*Work task*
Here is a listing; work out how many of its lines contain the word "stack", and state only that number.

*Data under study*
══════════

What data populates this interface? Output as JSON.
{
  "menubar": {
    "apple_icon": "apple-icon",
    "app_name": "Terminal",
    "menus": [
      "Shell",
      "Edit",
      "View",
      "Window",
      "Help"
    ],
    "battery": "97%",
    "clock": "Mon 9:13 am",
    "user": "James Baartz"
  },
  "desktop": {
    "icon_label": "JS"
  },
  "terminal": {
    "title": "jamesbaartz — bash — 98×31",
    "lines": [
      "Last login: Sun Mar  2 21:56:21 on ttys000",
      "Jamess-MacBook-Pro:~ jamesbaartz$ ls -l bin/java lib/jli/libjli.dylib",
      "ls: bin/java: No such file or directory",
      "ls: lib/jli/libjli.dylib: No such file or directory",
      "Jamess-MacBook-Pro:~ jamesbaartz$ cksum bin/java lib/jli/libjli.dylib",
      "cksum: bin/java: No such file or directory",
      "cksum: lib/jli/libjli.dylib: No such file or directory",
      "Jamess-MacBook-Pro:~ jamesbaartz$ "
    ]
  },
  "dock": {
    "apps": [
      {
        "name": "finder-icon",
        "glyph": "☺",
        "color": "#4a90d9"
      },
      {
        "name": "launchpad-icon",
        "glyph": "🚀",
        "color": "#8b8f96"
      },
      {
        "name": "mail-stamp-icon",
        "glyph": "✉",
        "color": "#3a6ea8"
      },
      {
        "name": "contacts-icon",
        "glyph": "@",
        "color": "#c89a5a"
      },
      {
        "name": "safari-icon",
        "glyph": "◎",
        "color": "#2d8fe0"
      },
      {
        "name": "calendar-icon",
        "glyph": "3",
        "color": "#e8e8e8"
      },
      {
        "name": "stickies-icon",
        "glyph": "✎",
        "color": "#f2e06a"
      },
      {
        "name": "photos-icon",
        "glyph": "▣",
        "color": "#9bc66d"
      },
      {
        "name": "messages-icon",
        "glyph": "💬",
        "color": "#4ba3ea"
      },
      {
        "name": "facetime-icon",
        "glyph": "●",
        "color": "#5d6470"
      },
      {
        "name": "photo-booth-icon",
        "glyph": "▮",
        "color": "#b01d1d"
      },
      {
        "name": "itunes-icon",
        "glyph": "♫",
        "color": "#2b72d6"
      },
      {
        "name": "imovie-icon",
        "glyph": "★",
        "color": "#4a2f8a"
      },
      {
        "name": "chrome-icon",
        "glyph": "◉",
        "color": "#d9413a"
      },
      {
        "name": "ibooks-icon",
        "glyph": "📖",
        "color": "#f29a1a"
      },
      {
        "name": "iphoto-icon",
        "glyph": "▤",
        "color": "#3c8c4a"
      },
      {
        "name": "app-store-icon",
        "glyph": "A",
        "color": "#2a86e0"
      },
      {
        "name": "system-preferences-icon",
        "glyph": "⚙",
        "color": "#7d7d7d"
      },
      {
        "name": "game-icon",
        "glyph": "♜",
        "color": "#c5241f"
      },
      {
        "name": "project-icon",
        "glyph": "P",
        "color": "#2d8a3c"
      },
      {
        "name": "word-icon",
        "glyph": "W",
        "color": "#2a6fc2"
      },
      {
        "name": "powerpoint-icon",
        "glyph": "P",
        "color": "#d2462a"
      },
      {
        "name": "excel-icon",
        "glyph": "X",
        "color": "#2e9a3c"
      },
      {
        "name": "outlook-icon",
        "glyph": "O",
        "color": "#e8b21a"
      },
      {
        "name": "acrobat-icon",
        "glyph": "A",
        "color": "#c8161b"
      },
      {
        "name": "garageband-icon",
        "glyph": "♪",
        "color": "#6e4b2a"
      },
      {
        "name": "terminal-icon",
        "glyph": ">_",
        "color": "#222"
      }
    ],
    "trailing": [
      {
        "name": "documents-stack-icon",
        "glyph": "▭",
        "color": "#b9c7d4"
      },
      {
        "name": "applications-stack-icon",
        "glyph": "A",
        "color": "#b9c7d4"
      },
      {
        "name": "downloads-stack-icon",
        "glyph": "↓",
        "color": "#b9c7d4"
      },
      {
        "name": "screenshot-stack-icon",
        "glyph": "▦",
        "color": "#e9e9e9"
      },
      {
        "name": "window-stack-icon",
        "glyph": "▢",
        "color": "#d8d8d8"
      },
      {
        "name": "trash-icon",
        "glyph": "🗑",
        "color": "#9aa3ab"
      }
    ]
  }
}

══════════

*Written solution*
5